It is estimated that Australians spend more than $1 billion on cosmetic surgical procedures every year and more per capita than the United States.
The Australasian Society of Aesthetic Plastic Surgeons (ASAPS) has recently launched an important industry campaign, aimed at informing Australian market, titled Know the Difference.
ASAPS launched this national campaign to help educate consumers on the vital importance of knowing the difference between a registered Specialist Plastic Surgeon and those who portray themselves as Cosmetic Surgeons. A Cosmetic Surgeon is a fabricated title that is not recognised by regulators in either Australia or New Zealand.
The Know the Difference campaign is also calling for greater regulatory industry oversight in Australia to help clarify the difference (which can be confusing) for the general public.
Goals of the Know the Difference campaign
While registered plastic surgeons require eight to 12 years of medical training, in addition to a lifetime of ongoing learning, ASAPS president Rob Sheen said doctors could moonlight as “cosmetic surgeons”, enabling them to tap into the booming and lucrative cosmetic surgery market.
“The result of that is these practitioners don’t have proper training to the level of a specialist- so they are creating a lot of patient harm,” Dr Sheen said.
ASAPS Members Regularly Fixing “botched jobs”
Amid a surge in demand for aesthetic cosmetic surgery, a survey of ASAPS members illustrated that one in 10 plastic surgeons had found themselves having to fix “botched jobs”.
Based on this and other findings, ASAPS has begun important discussions with the corporate watchdog in an attempt to have the title “cosmetic surgeon” banned.’
ASAPS – Surgeon Checker
The Know The Difference campaign also includes a Surgeon Checker where consumers can search for their surgeon in the Royal Australian College of Surgeons (RACS) database to confirm their qualifications.
Research undertaken by ASAPS – Cosmetic Surgery and Non-surgical Complications – undertaken in 2019 also found that up to 60 per cent of cosmetic surgery patients would have chosen differently – had they known their doctor was not a qualified plastic surgeon.
Only doctors registered as specialists in the recognised specialty of ‘plastic surgery’ can call themselves plastic surgeons. Those with no specialist surgical registration portray themselves as surgeons by using the title ‘cosmetic surgeon’, and some of them are putting patients at serious risk.

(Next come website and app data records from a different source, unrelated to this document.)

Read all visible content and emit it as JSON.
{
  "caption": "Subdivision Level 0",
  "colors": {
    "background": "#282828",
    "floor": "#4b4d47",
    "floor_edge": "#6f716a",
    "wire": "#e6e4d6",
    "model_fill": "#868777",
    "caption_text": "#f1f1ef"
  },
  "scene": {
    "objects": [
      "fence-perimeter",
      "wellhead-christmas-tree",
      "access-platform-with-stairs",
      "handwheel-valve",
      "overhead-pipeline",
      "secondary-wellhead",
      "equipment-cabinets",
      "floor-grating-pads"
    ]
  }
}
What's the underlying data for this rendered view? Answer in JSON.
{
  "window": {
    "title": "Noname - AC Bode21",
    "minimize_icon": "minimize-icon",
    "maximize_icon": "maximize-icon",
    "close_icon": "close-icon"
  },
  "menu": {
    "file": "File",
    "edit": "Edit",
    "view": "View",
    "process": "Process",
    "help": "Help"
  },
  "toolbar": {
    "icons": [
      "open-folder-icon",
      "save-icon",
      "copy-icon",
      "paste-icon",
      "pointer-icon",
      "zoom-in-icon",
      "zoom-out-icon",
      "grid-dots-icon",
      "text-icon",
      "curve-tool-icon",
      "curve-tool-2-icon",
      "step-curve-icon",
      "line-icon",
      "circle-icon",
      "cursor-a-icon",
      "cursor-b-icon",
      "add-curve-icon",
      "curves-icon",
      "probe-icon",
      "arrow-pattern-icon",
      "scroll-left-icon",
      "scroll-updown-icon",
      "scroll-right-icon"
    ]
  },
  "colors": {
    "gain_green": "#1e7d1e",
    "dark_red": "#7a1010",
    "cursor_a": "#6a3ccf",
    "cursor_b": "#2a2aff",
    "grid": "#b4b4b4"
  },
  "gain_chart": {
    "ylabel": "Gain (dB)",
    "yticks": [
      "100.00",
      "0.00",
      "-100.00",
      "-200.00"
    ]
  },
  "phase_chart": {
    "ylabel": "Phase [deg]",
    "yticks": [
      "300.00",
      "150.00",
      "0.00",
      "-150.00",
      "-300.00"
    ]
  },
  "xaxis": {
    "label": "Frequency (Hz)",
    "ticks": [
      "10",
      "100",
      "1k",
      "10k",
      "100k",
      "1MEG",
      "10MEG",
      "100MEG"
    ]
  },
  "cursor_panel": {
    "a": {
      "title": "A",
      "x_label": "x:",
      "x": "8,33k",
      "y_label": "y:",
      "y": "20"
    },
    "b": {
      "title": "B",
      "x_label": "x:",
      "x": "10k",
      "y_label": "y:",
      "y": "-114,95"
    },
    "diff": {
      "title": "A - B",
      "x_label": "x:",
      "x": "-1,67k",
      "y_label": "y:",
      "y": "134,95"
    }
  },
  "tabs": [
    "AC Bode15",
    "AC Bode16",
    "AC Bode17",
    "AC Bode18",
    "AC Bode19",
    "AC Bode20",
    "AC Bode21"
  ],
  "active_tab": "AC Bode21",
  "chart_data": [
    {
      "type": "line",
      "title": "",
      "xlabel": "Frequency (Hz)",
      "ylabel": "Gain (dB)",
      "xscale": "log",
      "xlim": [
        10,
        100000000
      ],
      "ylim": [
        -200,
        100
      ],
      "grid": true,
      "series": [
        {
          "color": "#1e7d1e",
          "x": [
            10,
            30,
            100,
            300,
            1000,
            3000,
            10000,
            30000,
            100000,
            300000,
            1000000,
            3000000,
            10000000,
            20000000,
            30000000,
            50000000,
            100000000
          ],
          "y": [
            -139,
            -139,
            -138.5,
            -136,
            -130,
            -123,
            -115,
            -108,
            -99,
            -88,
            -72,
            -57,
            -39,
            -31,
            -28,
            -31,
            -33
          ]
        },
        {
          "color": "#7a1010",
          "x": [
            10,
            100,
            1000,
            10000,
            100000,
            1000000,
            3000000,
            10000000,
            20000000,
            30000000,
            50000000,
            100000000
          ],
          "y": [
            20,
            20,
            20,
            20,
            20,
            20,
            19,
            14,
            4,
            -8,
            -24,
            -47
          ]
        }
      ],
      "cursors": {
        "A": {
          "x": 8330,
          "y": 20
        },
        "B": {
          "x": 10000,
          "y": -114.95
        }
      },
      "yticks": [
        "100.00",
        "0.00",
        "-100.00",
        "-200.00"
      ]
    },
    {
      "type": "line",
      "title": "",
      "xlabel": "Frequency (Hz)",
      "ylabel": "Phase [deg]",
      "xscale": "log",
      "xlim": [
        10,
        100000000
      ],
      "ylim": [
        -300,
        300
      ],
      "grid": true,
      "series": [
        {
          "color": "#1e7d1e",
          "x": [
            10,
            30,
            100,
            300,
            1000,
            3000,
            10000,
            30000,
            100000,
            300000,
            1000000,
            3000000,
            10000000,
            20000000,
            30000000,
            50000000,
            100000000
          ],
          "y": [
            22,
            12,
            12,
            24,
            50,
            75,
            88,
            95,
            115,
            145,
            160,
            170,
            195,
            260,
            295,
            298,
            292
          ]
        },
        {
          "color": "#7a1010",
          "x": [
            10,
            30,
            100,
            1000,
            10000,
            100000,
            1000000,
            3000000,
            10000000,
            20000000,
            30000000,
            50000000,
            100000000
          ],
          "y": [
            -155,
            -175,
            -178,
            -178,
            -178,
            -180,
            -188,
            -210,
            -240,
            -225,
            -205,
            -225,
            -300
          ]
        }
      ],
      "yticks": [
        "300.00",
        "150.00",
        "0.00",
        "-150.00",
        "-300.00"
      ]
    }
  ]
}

ASAPS is hoping the Know the Difference campaign will help consumers make informed decisions when choosing a practitioner.
For further information visit ASAPS at: https://aestheticplasticsurgeons.org.au/